---------- Data excerpts ----------

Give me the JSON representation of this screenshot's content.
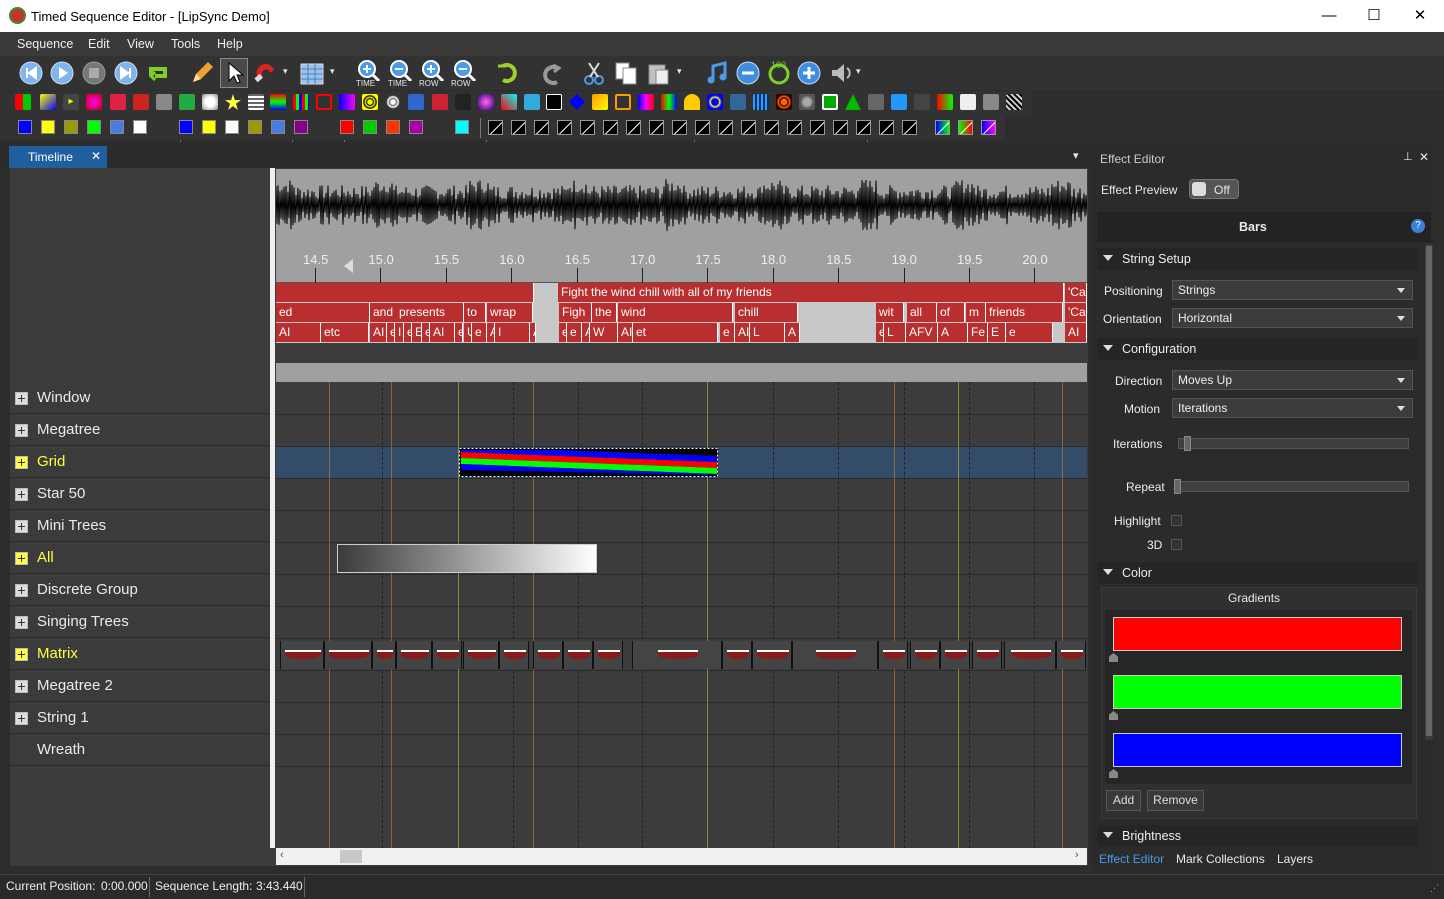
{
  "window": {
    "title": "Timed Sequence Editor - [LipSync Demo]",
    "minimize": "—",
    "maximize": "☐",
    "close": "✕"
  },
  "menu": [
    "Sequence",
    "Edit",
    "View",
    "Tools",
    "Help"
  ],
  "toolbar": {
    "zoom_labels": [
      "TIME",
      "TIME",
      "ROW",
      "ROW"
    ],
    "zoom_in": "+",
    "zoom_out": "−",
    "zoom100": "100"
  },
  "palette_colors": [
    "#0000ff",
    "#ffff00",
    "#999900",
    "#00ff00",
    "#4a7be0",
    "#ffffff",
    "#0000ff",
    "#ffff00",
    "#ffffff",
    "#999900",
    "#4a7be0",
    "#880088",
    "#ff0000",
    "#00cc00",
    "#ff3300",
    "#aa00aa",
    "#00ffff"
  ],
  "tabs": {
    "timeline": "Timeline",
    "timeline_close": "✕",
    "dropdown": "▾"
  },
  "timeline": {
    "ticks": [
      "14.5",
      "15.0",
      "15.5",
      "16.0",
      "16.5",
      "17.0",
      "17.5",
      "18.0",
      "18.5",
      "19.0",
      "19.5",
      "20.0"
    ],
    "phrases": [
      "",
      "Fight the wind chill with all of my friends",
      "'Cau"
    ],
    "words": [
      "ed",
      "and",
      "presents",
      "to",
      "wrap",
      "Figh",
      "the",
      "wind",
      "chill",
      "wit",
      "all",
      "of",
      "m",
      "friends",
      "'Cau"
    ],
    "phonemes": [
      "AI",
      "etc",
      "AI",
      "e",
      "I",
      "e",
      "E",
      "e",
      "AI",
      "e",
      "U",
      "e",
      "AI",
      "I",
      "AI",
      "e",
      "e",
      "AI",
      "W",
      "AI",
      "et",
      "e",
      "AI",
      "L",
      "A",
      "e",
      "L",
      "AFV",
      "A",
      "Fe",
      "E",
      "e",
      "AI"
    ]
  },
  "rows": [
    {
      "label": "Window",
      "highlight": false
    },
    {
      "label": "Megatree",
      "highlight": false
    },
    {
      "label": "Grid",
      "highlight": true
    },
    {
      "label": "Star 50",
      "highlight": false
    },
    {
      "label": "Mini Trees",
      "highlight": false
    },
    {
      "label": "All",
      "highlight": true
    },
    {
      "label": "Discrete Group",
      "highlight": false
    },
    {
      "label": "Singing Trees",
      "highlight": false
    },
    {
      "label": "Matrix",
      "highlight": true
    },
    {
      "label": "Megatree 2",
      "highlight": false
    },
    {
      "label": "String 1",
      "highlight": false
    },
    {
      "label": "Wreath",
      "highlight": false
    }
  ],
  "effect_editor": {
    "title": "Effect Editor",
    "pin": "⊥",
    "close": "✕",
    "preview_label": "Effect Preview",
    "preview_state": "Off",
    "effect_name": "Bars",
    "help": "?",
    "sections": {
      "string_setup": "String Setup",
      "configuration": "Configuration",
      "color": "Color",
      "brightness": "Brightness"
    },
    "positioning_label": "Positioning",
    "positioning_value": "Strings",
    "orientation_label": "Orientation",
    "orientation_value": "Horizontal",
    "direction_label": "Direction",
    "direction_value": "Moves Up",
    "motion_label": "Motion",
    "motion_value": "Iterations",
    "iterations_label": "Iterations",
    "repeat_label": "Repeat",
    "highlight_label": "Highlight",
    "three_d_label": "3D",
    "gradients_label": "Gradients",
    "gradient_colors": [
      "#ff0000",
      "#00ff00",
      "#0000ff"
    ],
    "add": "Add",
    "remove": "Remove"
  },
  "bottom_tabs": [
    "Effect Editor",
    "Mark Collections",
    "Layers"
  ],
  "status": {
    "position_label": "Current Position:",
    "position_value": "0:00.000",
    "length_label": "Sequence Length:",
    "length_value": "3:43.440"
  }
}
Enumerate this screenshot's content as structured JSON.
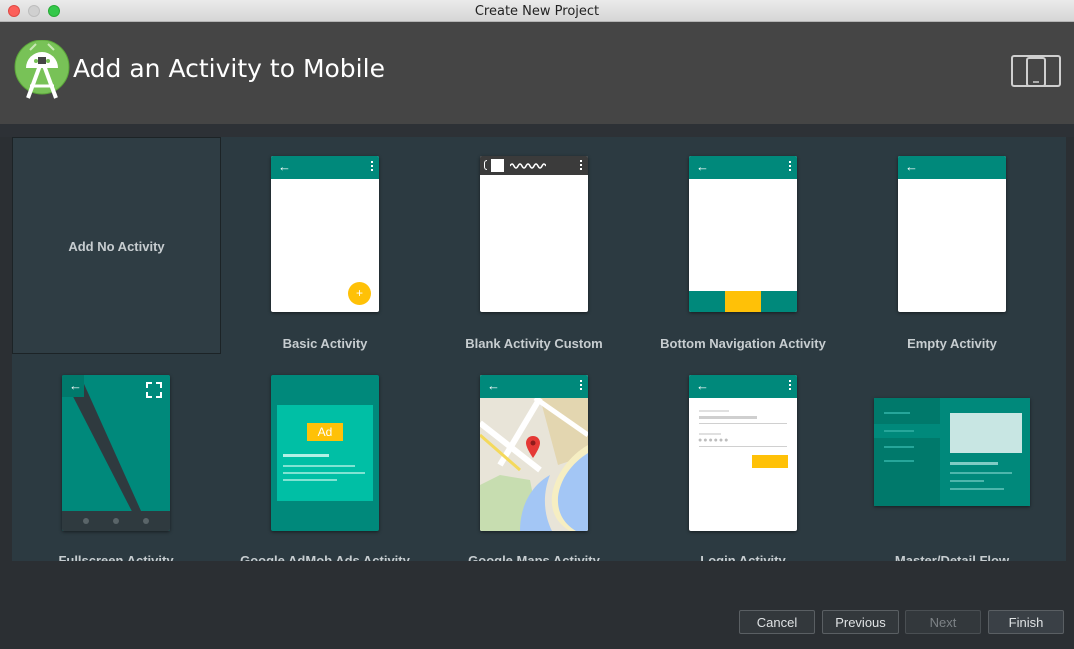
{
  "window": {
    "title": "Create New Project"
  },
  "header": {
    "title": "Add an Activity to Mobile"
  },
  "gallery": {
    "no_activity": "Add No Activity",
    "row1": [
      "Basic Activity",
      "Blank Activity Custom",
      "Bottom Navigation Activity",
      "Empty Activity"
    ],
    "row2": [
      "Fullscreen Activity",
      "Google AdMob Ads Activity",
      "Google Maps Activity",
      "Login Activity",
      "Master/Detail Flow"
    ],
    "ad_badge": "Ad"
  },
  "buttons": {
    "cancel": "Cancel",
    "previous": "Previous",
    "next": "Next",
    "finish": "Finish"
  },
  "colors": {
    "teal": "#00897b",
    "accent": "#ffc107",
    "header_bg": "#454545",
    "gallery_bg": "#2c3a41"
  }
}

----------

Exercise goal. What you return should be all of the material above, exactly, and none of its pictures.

Problem solution.
Give me the JSON representation of this screenshot's content.
{
  "window": {
    "title": "Timed Sequence Editor - [LipSync Demo]",
    "minimize": "—",
    "maximize": "☐",
    "close": "✕"
  },
  "menu": [
    "Sequence",
    "Edit",
    "View",
    "Tools",
    "Help"
  ],
  "toolbar": {
    "zoom_labels": [
      "TIME",
      "TIME",
      "ROW",
      "ROW"
    ],
    "zoom_in": "+",
    "zoom_out": "−",
    "zoom100": "100"
  },
  "palette_colors": [
    "#0000ff",
    "#ffff00",
    "#999900",
    "#00ff00",
    "#4a7be0",
    "#ffffff",
    "#0000ff",
    "#ffff00",
    "#ffffff",
    "#999900",
    "#4a7be0",
    "#880088",
    "#ff0000",
    "#00cc00",
    "#ff3300",
    "#aa00aa",
    "#00ffff"
  ],
  "tabs": {
    "timeline": "Timeline",
    "timeline_close": "✕",
    "dropdown": "▾"
  },
  "timeline": {
    "ticks": [
      "14.5",
      "15.0",
      "15.5",
      "16.0",
      "16.5",
      "17.0",
      "17.5",
      "18.0",
      "18.5",
      "19.0",
      "19.5",
      "20.0"
    ],
    "phrases": [
      "",
      "Fight the wind chill with all of my friends",
      "'Cau"
    ],
    "words": [
      "ed",
      "and",
      "presents",
      "to",
      "wrap",
      "Figh",
      "the",
      "wind",
      "chill",
      "wit",
      "all",
      "of",
      "m",
      "friends",
      "'Cau"
    ],
    "phonemes": [
      "AI",
      "etc",
      "AI",
      "e",
      "I",
      "e",
      "E",
      "e",
      "AI",
      "e",
      "U",
      "e",
      "AI",
      "I",
      "AI",
      "e",
      "e",
      "AI",
      "W",
      "AI",
      "et",
      "e",
      "AI",
      "L",
      "A",
      "e",
      "L",
      "AFV",
      "A",
      "Fe",
      "E",
      "e",
      "AI"
    ]
  },
  "rows": [
    {
      "label": "Window",
      "highlight": false
    },
    {
      "label": "Megatree",
      "highlight": false
    },
    {
      "label": "Grid",
      "highlight": true
    },
    {
      "label": "Star 50",
      "highlight": false
    },
    {
      "label": "Mini Trees",
      "highlight": false
    },
    {
      "label": "All",
      "highlight": true
    },
    {
      "label": "Discrete Group",
      "highlight": false
    },
    {
      "label": "Singing Trees",
      "highlight": false
    },
    {
      "label": "Matrix",
      "highlight": true
    },
    {
      "label": "Megatree 2",
      "highlight": false
    },
    {
      "label": "String 1",
      "highlight": false
    },
    {
      "label": "Wreath",
      "highlight": false
    }
  ],
  "effect_editor": {
    "title": "Effect Editor",
    "pin": "⊥",
    "close": "✕",
    "preview_label": "Effect Preview",
    "preview_state": "Off",
    "effect_name": "Bars",
    "help": "?",
    "sections": {
      "string_setup": "String Setup",
      "configuration": "Configuration",
      "color": "Color",
      "brightness": "Brightness"
    },
    "positioning_label": "Positioning",
    "positioning_value": "Strings",
    "orientation_label": "Orientation",
    "orientation_value": "Horizontal",
    "direction_label": "Direction",
    "direction_value": "Moves Up",
    "motion_label": "Motion",
    "motion_value": "Iterations",
    "iterations_label": "Iterations",
    "repeat_label": "Repeat",
    "highlight_label": "Highlight",
    "three_d_label": "3D",
    "gradients_label": "Gradients",
    "gradient_colors": [
      "#ff0000",
      "#00ff00",
      "#0000ff"
    ],
    "add": "Add",
    "remove": "Remove"
  },
  "bottom_tabs": [
    "Effect Editor",
    "Mark Collections",
    "Layers"
  ],
  "status": {
    "position_label": "Current Position:",
    "position_value": "0:00.000",
    "length_label": "Sequence Length:",
    "length_value": "3:43.440"
  }
}
Enumerate this screenshot's content as structured JSON.
{
  "window": {
    "title": "Create New Project"
  },
  "header": {
    "title": "Add an Activity to Mobile"
  },
  "gallery": {
    "no_activity": "Add No Activity",
    "row1": [
      "Basic Activity",
      "Blank Activity Custom",
      "Bottom Navigation Activity",
      "Empty Activity"
    ],
    "row2": [
      "Fullscreen Activity",
      "Google AdMob Ads Activity",
      "Google Maps Activity",
      "Login Activity",
      "Master/Detail Flow"
    ],
    "ad_badge": "Ad"
  },
  "buttons": {
    "cancel": "Cancel",
    "previous": "Previous",
    "next": "Next",
    "finish": "Finish"
  },
  "colors": {
    "teal": "#00897b",
    "accent": "#ffc107",
    "header_bg": "#454545",
    "gallery_bg": "#2c3a41"
  }
}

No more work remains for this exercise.